G. Argumentation / Persuasion / Opinion Essays

(Notes by Huifang Peng)
# Like the case of Argumentation / Persuasion / Opinion Paragraphs, Opinion Essays, Persuasive Essays, and Argumentative Essays are just different names that people use to refer to a basically-the-same type of expository essays
# required knowledge: What is an essay?

1. What is an argumentative (persuasive, or opinion) essay?
In this type of essays, writers try to convince readers of a certain viewpoint on a controversial issue.
2. the organization and features
a. Introduction / The Introductory Paragraph--the introductory paragraph of an academic essay contains at least two part: background information and the thesis statement
1) the hook: (Not all essays have hooks.)
a) Usually appearing at the very beginning of the introductory paragraph, the hook serves to attract readers' attention to want to know more about your topic.
b) A hook may be an anecdote, a question, or a surprising statement of fact.
2) background informationsentences after the hook and before the thesis statement
Besides some basic information about the targeted issue, writers often include typical opposing views that people have about it.
3) the thesis statement: Usually the last one or two sentences of the paragraph, the thesis statement shows the reader the topic and the controlling idea of the entire essay.
a) often presenting the writer's opinion or viewpoint with persuasive words or phrases such as 
I strongly believe that . . . 
It is irresponsible / a mistake to . . . 
It is (definitely) a good idea / the right decision to . . .
b) Writers often connect the opposing views in the background section and their points of view (this part / the thesis statement) with transitions such as however and nevertheless to indicate their contrasting positions that are to be developed and supported mainly in the body paragraphs.  
b. The Body / Body Paragraph(s): An essay has at least one body paragraph to develop and support the viewpoint expressed in the thesis statement; and each body paragraph usually (not always) begins with a topic sentence.
1) The topic sentence of a body paragraph: usually including one specific reason that supports your opinion expressed in the thesis statement. The rest of that paragraph develops and supports that reason explanations, example, facts, anecdotes, etc. (Just like the way certain minor supporting sentences do to support one specific major supporting sentence in the typical paragraph organization.)  
2) The opposing views (counter-argument) are usually included for writers to argue against (refutation). 
3)  To make the argument flow and cohesive, transition words are often used to connect ideas not only within one paragraph but also from paragraph to paragraph.  
# Avoiding faulty logic (see GW4, pp. 121-23):  
a) sweeping generalizations: using words such as all, always, and never that are too broad and cannot be supported. 
e.g., All Americans eat fast food. 
b) events related only by sequence (but not by cause and effect) 
c) inappropriate authority figures 
d) hasty generalizations: making quick judgments based o inadequate information. 
d) loaded words with emotional connotations  
e) either/or arguments with only two or three outcome choices
c. Conclusion / Concluding Paragraph: 
1) restatement: Using different words to repeat your opinion expressed in the thesis statement.
2) using a concluding strategy to end the essay in an interesting and/or persuasive way. Three common strategies (from FOW4, p. 47) are listed as follows: 
a) Look to the future of the issue and comment on it.
b) propose an alternative that should have or could have been done and explain what might have happened as a result.
c) Summarize the opposing point of view that you mentioned in your introduction and show again why your point of view is better.  
3) The concluding paragraph shouldn't be too long.
3. writing steps: 
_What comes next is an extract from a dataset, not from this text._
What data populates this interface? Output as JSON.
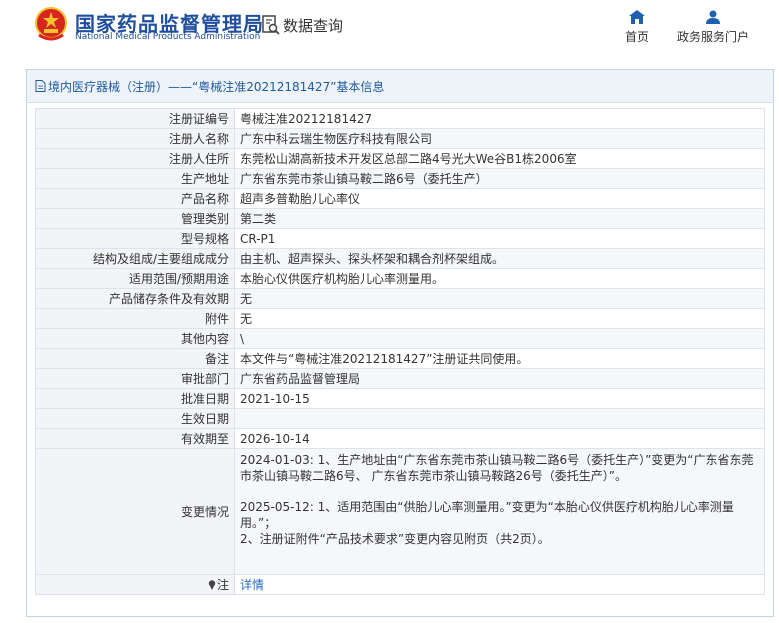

References: (simplified)
Effective Academic Writing 2: Unit 5
Effective Academic Writing 3: Unit 4
Focus on Writing 4: Unit 2
Great Writing 4: Unit 5